Kwame Nkrumah’s loyal and long-standing literary executive, June Milne passed away on 9 May 2018 at the age of 98. Of Australian origin, June was a staunch Pan-Africanist and committed to Nkrumah and ensuring his prolific writings were published. As Nkrumah grew ill in Guinea-Conakry where he lived following the coup of 24 February 1966 that ousted him from power, he wrote his will entrusting June Milne with the publication of all his writings. She took up this task with utmost quiet and steely diligence for almost 50 years.

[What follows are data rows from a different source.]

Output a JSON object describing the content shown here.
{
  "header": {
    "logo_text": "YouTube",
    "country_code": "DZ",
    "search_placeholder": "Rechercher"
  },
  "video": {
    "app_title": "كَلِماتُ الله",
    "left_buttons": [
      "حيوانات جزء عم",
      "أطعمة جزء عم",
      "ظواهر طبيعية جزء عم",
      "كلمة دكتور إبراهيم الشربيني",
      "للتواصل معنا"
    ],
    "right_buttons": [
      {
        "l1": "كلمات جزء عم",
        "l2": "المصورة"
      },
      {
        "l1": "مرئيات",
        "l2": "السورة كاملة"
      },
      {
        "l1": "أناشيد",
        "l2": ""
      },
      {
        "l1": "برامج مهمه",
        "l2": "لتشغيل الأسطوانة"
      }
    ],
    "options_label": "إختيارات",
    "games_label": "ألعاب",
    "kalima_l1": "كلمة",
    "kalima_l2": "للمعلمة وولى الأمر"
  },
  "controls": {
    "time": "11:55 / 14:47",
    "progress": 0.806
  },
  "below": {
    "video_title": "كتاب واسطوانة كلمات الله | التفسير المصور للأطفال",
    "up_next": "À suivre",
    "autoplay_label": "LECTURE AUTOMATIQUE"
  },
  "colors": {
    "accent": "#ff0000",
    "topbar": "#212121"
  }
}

I got to know June soon after she published Kwame Nkrumah: The Conakry Years: His Life and Letters in 1990, which I reviewed, and we became friends. As I embarked on my doctoral research on Nkrumah in 1998, she was immensely supportive to the extent that she opened her home to me during the decade of the 2000s. I poured through some of the materials she had rescued from Guinea-Conakry and had in her private collection in her beautiful detached home in North London.
June welcomed me and other Pan-Africanists on several occasions to her abode. She was always generous in her hospitality as well as in gifts of books that stimulated my thinking. June was also generous in her time and attention to me.
Milne and her husband Van Milne were dedicated to publishing the works of African political and literary figures. Van Milne died on 20 December 2005 at the age of 85 and helped found the Heinemann African Writers Series in which the novelists Chinua Achebe, Cyprian Ekwensi, Wole Soyinka and Ngugi wa Thiong’o were given an international platform.
Privately, June told me that she wished ideally that Nkrumah’s Conakry papers could be housed in Africa but the realities of poor state funding for the preservation and proper documentation of archival material in Africa, encouraged her to hand over some of the materials to the Moorland-Spingarn Center at Howard University in Washington DC, where they remain to this day. As one of America’s fine historically black colleges and universities – it is an equally appropriate place for such documents and considering that Nkrumah believed that: “All peoples of African descent whether they live in North or South America, the Caribbean, or in any other part of the world are Africans and belong to the African nation” – It is likely that Nkrumah would have approved of the choice of Howard University. Whilst the great Amilcar Cabral spoke at Nkrumah’s funeral of “the cancer of betrayal” – which referred to the coup d’état that overthrew Nkrumah, June expressed to me personally on at least two occasions that she suspected that Nkrumah’s cancer was engineered by neo-colonial and imperialist forces.
As Nkrumah required little sleep, his energetic mind allowed him to write over 15 books that were published by Panaf Books that was set up in 1968 by Nkrumah and June managed the London office at 89 Fleet Street. With June’s retirement from Panaf in 1987, the work continues under the management of S. S. and E. R. Kakembo.
In the pages of The Conakry Years, one gets a glimpse of the working relationship between June and Nkrumah. She was responsive not only to Nkrumah’s need for “Cadbury chocolates” and other eateries, but his frequent requests for many books that shaped his thinking and writing, as well attending meticulously to his manuscripts. Since June was an historian by training and had received a first honours degree in History, she was therefore well suited to be Nkrumah’s literary executrix.
Whilst some of the reserved English character may have rubbed off on June over the years she spent her life in Britain, she always had a spark in her eye when she spoke to me about Nkrumah. She would often say to me in an eager tone of voice: “A united Africa is the only way!”
Very few are aware of the commitment of June to Panaf Books as well as her efforts to preserve Nkrumah’s papers from Conakry – particularly as June bitterly recalled how the coup plotters destroyed much of Nkrumah’s personal correspondence and papers in his office in Flagstaff House. With an academic background in history, such material was precious to June who had a deep understanding of the historical worthiness of such material.
Perhaps no other African head of state has left such a prodigious work as Nkrumah. Therefore, June Milne is to be highly commended for this endeavour in continuing to publish Nkrumah’s works, for his thinking remains available for historical posterity and for future generations to realise his ambition of a Union Government for Africa in which the ordinary people of Africa will be in control of the resources of Africa.
Farewell indeed June Milne.
* Dr. Ama Biney is a scholar-activist and Pan-Africanist living in London, United Kingdom.